A substantial body of literature in research and in practice outlines the performance-enhancing potential of an increased number of women in leadership positions as well as the ethical obligation to make further progress in this regard. However, the pace at which change is happening remains slow. Many scholars have identified general factors on the personal level and in the environment that hinder women in assuming leadership positions. However, scientific knowledge about the concrete interactions that leaders and followers encounter and that they use to claim and grant leadership is scarce, particularly from a comparative perspective on gender. Yet, these daily situations are essential for the successful establishment of leadership and consequently long-term advancements on the career ladder. If, for instance, followers show a more assertive reaction towards a female manager in day-to-day meetings than they would towards a male manager, does this trigger specific subsequent behaviors in the female manager versus the male manager? How does one verbal or nonverbal incident lead to the other, thus forming sequences of behaviors that strengthen or weaken the manager’s position? And do these emergent social dynamics ultimately result in the manifestation of higher-level phenomena, such as the manager’s effectiveness and the follower’s endorsement of the manager? The DFG project aims to answer these and related questions.
In addition to studying the micro-dynamics, the DFG project also focuses on another increasingly relevant topic: Virtual collaboration in the context of work. The trend of working from home has significantly gained popularity since the onset of the COVID-19 pandemic. Researchers were able to show that the 'lockdown' in many regions of the world was followed by an almost 13%-increase of meetings. Even as mandatory 'lockdowns' were gradually lifted, many people continue to work (partly or full-time) from home. Companies such as Twitter and Facebook have already announced their willingness to allow employees to freely choose from where they work. This change gives managers and employees the ooportunity to collaboratively redesign work. But how can communication in virtual spaces be used effectively? And how can managers successfully lead remotely?
The DFG project is entitled “May the power be with you? A micro-dynamic perspective on the role of gender in claiming and granting leadership in interactions of managers and employees”. The data collection will take place in face-to-face as well as virtual meetings (Zoom/Skype/etc.). Prof.
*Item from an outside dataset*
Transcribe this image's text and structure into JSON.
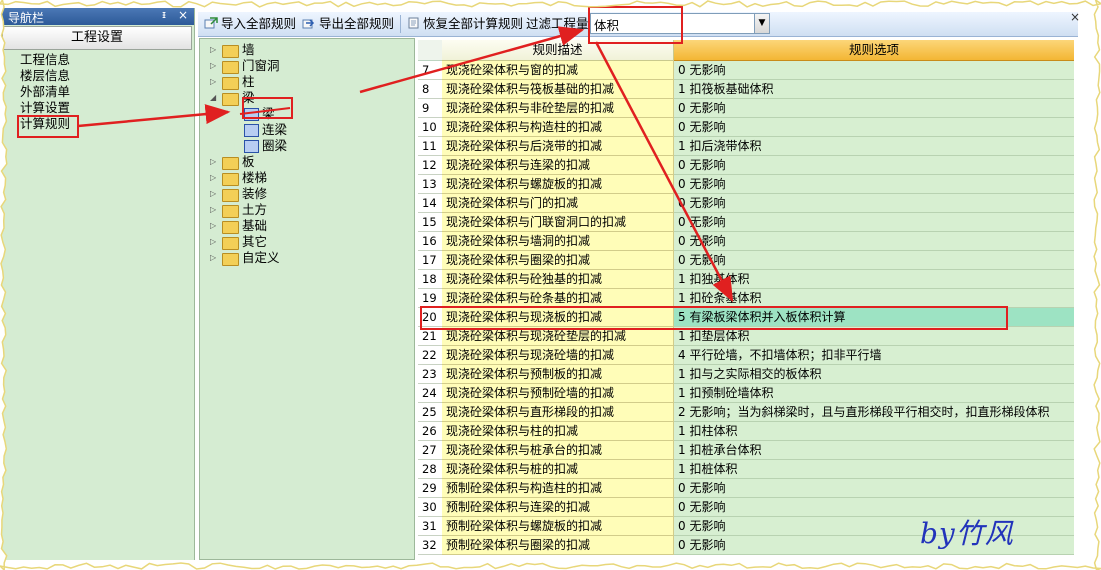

Van Quaquebeke, KLU Hamburg, is the cooperation partner of the project.
If you are interested in a cooperation, would like to support our research and develop your own managers for a successful virtual cooperation, please register on our project website or contact our project coordinator Lioba Gierke.